The Aspen Institute's Dome just got spiffier. Rising out of a small aspen grove like a giant, quarter-buried golf ball, a refurbished version of the Aspen Institute's beloved Buckminster Fuller dome appeared on the grounds of the Aspen Meadows in April. Bucky himself first erected a similar thirty-six-foot-diameter dome on the institute campus for the 1952 International Design Conference. Later used as a cover for the Aspen Meadows pool, the dome was eventually shunted off to a field on the institute's grounds, falling into disrepair.
Fuller, who died in 1983, was world-renowned as a futurist, inventor, and systems designer whose overarching philosophy was "more for less." While he did not invent the geodesic dome, Fuller patented the mathematics behind the design, heralded for its ability to support an inordinate amount of stress on a structure made of lightweight materials.

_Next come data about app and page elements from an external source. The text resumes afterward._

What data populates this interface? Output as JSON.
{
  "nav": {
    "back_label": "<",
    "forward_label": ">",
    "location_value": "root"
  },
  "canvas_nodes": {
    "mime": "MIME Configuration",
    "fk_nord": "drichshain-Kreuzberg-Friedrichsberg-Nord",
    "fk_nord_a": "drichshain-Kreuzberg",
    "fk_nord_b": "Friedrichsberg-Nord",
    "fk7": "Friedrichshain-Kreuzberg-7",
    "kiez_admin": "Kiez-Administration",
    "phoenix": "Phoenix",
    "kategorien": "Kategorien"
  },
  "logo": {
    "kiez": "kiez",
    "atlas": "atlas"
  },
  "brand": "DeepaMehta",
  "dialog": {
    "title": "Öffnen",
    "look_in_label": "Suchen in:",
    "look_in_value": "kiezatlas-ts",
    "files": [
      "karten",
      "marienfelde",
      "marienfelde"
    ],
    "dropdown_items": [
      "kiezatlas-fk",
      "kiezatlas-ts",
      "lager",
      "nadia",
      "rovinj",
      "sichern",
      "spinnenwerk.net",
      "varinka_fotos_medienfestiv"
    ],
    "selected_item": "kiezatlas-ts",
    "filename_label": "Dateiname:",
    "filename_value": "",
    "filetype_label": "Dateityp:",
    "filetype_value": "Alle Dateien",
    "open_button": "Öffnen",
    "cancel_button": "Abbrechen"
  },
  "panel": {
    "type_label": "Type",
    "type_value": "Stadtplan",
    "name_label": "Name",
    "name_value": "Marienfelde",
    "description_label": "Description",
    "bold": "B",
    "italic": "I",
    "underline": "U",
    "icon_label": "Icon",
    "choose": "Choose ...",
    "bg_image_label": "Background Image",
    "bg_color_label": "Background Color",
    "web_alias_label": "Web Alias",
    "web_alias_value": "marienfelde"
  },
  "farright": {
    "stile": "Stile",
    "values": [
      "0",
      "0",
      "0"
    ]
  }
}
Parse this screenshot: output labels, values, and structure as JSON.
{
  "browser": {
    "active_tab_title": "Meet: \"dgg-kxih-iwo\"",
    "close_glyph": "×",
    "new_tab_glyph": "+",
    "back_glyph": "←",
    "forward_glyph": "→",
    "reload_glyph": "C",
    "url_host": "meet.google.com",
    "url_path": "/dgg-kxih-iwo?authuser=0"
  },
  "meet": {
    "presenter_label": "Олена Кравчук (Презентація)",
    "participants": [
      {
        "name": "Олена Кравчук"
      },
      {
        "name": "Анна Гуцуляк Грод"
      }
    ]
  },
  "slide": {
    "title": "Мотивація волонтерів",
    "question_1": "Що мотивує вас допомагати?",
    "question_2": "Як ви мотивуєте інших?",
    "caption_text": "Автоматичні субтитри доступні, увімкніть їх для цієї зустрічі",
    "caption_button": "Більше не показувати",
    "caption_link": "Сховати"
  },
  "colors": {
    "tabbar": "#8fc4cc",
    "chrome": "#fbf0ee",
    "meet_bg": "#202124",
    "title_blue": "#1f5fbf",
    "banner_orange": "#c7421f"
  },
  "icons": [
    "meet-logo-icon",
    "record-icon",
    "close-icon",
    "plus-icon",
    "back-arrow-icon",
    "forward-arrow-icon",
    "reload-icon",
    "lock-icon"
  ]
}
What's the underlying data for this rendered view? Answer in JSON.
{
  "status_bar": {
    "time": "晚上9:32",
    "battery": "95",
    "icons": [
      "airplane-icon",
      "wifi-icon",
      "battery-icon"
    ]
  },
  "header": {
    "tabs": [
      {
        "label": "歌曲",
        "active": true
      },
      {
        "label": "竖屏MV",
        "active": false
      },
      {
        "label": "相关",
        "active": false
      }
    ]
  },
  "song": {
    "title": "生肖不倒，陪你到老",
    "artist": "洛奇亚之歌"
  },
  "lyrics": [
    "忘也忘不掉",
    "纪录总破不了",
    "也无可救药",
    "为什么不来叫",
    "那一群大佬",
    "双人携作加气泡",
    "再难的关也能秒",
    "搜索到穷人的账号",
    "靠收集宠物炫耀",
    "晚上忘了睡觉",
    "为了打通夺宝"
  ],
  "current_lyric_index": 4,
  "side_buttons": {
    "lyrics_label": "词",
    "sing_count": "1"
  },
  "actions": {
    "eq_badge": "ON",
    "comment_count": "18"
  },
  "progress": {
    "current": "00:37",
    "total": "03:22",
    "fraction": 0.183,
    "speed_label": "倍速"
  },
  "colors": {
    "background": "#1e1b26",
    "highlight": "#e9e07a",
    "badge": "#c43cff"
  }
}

Institute executive vice president Amy Margerum scoured the country to find a team that could refashion a new canvas cover for the dome, which now sits not far from the Benedict Music Tent, across from the institute's Paepcke Wildflower Garden. The structure stands as testament to Aspen's rich history with design but most of all as a reminder: These grounds sprout ideas.